Montgomery County Commissioners approved a resolution Tuesday adopting a juvenile curfew, restricting the hours those under 17 years of age can be out and about in unincorporated areas of the county. The resolution states the restriction is “for the protection of minors from each other and from other persons, for the enforcement of parental control over the responsibility for children, for the protection of the general public, and for the reduction of juvenile violence and criminal activity.”
The curfew begins at 12:01 a.m. and ends at 6 a.m., seven days per week.
Pct. 3 Commissioner James Noack said he had spoken with several members of law enforcement and he felt it was the parents’ responsibility to keep up with their children and he didn’t think the resolution was necessary. Noack further expressed his concern that young people who were out because of hunting and fishing, jobs, or participation in sporting events or other legal and parent approved activities might be stopped and questioned unnecessarily.

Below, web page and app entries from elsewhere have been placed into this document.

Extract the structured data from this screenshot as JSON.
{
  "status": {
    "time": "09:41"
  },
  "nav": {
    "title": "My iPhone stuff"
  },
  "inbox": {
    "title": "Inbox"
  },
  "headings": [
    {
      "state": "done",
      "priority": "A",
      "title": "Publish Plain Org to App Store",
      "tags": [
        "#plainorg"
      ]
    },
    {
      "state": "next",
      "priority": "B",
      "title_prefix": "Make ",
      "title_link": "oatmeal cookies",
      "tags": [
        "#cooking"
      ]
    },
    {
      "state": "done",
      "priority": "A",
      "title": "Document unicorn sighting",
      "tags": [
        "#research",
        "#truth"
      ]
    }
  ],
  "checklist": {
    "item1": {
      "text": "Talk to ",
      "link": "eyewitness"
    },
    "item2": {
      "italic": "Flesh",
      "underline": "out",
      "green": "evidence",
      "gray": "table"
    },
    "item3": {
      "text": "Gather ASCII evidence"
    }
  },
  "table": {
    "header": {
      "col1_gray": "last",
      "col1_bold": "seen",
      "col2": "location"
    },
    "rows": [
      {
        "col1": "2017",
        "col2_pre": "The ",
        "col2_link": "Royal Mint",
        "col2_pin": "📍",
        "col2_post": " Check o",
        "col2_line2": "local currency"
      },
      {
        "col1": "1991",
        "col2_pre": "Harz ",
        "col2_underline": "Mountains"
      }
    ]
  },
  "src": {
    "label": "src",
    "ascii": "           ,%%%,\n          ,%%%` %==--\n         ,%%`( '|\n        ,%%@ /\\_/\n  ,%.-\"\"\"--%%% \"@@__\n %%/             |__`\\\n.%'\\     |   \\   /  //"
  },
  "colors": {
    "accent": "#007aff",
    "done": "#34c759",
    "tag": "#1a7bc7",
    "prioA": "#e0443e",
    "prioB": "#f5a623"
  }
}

Pct. 1 Commissioner Mike Meador then asked Pct. 1 Constable Philip Cash to weigh in on the issue. He stepped up to the podium and pointed out the curfew had been in effect since the mid-1990’s when over 70 percent of county voters approved it. Since that time, commissioners voted to renew it every few years. Cash said he felt it benefited everyone to have the curfew, because it gave officers the right to find out why kids were out on the streets in the middle of the night, and to contact their parents to pick them up if necessary. In some cases, Cash said police found stolen items, drugs or other contraband on the juveniles. They’ve also called parents who were shocked to learn their child was out, having thought the juveniles were spending the night with a friend and assumed they were in the safety of their friends’ home. Cash said there were a lot of problems with juvenile crime overnight, particularly during the summer, including trespassing and criminal mischief. He said it would be up to the discretion of the officer as to how far they would go with enforcement. Pct. 5 Captain Billy Masden also stepped forward and said that no one in his agency would cite a juvenile in the scenarios raised by Commissioner Noack.
County Attorney JD Lambright said he hadn’t seen any complaints regarding enforcement of the curfew, and he agreed that it provided law enforcement with probable cause to stop and make sure the juveniles were not doing anything wrong and were safe. Commissioner Meador then pointed out that it could potentially save a child’s life because a 12 or 13-year-old, for example, can get into many dangerous situations by being unsupervised on the streets in the middle of the night.
In the end, the only opposing vote was cast by Commissioner Noack, so the curfew remains in place.
Scroll down to read the details, including exceptions to the law.